__TASK GOAL__. In how many lines of the listing does the string "Cache" appear? Give only the number.

__MATERIAL SUPPLIED__.
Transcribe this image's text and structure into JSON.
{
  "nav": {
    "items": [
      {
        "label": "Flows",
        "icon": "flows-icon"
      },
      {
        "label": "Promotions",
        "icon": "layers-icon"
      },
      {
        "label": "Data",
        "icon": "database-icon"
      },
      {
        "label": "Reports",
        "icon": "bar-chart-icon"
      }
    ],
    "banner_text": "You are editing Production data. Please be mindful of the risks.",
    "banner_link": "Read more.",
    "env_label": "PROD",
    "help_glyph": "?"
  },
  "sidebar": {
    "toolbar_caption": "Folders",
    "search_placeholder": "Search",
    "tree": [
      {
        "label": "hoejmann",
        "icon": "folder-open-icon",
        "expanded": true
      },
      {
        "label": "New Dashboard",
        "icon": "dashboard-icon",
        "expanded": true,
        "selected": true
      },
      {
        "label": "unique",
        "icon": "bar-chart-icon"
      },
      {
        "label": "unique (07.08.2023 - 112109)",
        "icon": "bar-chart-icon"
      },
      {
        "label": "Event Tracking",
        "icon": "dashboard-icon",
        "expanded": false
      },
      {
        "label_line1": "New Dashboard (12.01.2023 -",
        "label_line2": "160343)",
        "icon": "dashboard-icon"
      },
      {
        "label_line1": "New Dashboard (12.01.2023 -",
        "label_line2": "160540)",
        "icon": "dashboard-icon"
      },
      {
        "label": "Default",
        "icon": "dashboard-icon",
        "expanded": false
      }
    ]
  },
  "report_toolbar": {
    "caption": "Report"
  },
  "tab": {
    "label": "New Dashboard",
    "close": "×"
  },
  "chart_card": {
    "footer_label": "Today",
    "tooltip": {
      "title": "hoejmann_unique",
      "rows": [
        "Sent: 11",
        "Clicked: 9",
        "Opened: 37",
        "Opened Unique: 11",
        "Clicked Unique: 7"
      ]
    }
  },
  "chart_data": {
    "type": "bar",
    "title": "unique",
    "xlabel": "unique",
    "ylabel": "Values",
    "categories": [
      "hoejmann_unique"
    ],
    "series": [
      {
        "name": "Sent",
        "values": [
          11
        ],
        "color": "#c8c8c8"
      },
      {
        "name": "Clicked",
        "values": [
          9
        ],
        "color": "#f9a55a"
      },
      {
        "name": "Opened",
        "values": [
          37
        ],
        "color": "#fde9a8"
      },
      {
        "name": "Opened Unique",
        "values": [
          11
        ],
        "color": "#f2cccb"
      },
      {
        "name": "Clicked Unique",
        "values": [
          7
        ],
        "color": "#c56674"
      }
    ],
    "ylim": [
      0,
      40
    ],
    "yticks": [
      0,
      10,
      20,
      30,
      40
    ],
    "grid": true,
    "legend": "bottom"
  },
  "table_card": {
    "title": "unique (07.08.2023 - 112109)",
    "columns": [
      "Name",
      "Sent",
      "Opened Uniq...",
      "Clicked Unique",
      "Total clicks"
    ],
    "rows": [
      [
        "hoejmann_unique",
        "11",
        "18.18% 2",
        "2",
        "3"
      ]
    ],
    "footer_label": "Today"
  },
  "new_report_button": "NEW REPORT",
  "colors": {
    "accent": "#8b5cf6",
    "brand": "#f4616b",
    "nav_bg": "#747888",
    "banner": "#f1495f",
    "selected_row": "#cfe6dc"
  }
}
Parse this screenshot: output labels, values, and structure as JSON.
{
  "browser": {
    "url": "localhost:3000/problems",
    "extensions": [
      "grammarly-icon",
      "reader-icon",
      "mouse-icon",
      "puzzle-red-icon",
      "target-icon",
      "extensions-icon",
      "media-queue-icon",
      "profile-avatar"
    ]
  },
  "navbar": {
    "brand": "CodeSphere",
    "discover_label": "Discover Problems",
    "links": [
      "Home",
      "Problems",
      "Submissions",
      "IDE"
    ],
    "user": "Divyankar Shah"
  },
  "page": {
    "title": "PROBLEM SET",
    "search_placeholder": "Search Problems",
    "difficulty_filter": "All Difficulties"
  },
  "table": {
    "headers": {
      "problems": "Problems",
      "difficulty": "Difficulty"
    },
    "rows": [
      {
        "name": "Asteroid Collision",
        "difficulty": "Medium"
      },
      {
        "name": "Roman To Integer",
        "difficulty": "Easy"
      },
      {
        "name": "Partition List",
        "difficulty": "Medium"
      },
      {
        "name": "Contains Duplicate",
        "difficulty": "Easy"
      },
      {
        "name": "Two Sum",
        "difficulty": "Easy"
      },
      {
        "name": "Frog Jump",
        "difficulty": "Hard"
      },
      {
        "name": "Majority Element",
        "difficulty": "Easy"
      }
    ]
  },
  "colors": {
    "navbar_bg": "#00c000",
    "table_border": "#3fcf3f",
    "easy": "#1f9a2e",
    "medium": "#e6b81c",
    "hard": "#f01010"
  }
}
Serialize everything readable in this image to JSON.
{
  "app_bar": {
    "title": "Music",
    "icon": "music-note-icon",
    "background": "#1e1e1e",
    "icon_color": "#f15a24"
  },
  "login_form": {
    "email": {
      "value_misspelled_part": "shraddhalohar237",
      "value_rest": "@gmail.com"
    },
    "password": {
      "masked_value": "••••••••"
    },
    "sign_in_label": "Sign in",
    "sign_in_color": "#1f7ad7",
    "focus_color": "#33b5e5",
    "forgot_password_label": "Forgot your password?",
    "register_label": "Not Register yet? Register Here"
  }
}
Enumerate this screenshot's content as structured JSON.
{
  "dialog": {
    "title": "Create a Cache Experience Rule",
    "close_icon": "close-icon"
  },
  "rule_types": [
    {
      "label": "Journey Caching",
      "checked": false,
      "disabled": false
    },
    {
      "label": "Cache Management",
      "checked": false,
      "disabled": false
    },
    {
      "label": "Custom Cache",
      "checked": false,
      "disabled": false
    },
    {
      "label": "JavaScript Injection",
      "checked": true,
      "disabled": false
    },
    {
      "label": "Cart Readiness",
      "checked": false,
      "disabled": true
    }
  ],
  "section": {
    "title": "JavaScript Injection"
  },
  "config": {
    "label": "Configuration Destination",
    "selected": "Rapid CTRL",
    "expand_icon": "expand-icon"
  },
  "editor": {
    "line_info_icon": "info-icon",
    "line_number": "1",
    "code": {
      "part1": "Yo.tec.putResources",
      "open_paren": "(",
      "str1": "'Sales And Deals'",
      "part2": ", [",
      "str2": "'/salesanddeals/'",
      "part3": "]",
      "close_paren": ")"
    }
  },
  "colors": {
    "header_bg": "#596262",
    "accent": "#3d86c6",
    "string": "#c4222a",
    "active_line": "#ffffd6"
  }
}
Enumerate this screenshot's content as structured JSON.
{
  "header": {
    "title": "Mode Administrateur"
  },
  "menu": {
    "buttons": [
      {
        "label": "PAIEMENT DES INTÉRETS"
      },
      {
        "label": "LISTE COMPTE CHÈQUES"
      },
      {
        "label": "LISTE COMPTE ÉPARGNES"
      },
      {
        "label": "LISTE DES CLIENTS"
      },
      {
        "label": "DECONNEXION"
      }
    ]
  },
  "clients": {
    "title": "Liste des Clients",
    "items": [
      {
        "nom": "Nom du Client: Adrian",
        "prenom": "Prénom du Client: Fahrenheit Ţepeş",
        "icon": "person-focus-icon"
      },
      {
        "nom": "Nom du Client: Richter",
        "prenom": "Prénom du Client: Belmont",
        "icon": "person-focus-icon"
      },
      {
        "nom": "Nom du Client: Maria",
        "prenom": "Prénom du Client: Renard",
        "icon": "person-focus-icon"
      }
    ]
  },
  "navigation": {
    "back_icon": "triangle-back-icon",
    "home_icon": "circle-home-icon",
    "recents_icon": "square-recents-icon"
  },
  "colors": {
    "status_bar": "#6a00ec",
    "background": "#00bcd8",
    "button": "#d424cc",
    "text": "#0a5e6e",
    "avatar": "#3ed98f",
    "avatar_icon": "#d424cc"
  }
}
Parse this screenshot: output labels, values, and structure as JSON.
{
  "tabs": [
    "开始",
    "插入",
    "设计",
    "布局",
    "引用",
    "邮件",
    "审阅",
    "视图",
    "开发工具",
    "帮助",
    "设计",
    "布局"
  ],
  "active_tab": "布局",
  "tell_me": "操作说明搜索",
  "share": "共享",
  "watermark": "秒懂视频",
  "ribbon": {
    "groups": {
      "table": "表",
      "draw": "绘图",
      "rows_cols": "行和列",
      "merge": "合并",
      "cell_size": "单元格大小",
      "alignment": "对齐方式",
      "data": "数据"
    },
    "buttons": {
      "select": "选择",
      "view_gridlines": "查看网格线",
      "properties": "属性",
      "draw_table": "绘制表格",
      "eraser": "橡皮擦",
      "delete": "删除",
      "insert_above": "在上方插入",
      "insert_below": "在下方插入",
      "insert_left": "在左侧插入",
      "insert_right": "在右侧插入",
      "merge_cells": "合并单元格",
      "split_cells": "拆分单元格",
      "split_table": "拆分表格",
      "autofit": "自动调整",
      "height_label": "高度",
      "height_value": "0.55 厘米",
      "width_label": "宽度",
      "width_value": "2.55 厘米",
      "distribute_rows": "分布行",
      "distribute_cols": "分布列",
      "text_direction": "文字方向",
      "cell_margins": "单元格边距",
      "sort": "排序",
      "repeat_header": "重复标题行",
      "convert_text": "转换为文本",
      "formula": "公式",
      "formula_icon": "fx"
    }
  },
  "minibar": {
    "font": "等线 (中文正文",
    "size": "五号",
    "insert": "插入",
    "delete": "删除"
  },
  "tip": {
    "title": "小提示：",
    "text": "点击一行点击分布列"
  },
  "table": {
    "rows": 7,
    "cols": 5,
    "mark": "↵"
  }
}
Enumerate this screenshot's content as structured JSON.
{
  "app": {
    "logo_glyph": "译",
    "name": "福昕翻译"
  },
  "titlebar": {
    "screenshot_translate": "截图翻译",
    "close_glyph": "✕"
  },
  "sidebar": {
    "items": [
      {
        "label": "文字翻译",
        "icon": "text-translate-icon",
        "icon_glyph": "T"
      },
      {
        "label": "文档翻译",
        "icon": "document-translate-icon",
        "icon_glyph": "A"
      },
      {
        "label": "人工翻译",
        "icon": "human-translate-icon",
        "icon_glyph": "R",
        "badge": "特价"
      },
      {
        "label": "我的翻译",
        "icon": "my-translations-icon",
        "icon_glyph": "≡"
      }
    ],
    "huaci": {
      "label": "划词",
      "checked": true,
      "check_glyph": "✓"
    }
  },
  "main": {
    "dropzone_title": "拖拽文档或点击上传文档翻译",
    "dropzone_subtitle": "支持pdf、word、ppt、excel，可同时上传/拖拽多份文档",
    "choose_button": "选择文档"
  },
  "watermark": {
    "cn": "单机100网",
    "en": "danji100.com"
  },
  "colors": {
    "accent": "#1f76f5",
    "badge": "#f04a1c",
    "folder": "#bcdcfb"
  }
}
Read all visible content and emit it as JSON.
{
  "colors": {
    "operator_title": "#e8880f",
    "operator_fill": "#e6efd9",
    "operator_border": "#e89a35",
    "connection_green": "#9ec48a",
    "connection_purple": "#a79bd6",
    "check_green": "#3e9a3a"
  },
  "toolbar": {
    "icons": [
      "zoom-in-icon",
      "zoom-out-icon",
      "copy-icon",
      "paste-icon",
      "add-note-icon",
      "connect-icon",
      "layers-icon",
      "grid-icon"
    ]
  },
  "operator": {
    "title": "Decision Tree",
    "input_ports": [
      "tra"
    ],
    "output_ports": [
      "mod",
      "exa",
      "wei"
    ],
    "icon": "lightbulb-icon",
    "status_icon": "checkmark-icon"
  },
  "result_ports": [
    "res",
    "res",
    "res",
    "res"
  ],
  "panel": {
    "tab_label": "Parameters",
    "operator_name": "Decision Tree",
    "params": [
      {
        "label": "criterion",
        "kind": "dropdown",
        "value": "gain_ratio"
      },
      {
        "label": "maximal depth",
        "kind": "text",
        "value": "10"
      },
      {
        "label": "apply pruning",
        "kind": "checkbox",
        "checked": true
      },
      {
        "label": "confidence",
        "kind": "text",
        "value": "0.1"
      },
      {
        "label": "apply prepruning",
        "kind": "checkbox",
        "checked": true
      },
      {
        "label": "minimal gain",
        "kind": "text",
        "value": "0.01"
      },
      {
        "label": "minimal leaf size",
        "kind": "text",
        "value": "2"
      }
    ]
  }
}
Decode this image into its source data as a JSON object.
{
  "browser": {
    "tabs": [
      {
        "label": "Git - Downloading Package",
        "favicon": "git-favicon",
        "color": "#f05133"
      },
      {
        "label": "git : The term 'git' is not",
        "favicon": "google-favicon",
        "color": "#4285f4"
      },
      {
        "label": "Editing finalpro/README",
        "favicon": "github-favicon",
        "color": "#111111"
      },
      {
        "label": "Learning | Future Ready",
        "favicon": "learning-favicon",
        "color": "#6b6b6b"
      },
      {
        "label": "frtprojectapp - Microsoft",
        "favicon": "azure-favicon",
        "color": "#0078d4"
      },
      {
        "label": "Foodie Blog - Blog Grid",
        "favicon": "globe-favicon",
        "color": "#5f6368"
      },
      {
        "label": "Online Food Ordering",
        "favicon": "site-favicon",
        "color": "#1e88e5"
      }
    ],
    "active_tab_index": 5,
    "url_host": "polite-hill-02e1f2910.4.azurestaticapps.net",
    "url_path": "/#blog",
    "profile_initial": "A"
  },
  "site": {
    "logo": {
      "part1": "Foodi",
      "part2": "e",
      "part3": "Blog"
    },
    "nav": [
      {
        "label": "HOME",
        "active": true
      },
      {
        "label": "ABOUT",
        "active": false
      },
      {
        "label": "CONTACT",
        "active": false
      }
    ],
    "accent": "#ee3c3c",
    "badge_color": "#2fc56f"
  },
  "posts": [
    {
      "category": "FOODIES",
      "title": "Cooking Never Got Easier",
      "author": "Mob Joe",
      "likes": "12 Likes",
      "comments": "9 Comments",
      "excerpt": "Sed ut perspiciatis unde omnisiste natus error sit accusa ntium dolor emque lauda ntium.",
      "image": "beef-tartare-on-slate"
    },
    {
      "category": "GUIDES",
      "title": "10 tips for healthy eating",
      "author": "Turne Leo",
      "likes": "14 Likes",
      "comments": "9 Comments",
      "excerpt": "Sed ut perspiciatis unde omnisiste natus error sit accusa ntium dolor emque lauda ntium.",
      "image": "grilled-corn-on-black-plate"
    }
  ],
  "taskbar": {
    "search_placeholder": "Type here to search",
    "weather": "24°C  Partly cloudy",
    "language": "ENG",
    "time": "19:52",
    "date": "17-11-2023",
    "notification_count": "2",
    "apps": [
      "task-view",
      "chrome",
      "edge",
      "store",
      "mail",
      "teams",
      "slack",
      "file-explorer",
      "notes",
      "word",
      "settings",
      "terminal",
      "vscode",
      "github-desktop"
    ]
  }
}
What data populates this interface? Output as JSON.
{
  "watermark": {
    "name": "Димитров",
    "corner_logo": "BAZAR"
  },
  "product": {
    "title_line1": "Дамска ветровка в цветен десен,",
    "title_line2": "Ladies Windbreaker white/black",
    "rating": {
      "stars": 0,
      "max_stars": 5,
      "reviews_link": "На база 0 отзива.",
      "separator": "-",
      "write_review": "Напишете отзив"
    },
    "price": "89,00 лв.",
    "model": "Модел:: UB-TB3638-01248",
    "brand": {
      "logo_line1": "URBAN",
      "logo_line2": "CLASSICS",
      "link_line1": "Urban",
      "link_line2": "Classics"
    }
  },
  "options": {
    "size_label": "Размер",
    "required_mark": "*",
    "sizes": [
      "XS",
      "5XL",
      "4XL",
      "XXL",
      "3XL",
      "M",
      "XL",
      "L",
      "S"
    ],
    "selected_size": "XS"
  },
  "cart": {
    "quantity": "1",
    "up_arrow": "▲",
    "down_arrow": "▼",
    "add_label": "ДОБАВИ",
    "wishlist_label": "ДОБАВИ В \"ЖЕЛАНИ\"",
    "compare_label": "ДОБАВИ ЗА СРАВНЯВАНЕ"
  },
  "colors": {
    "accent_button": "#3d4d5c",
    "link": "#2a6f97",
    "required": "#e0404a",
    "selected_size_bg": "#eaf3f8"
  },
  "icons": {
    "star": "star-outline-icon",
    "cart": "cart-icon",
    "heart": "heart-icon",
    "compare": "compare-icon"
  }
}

__RESULT OF THIS TASK__. 3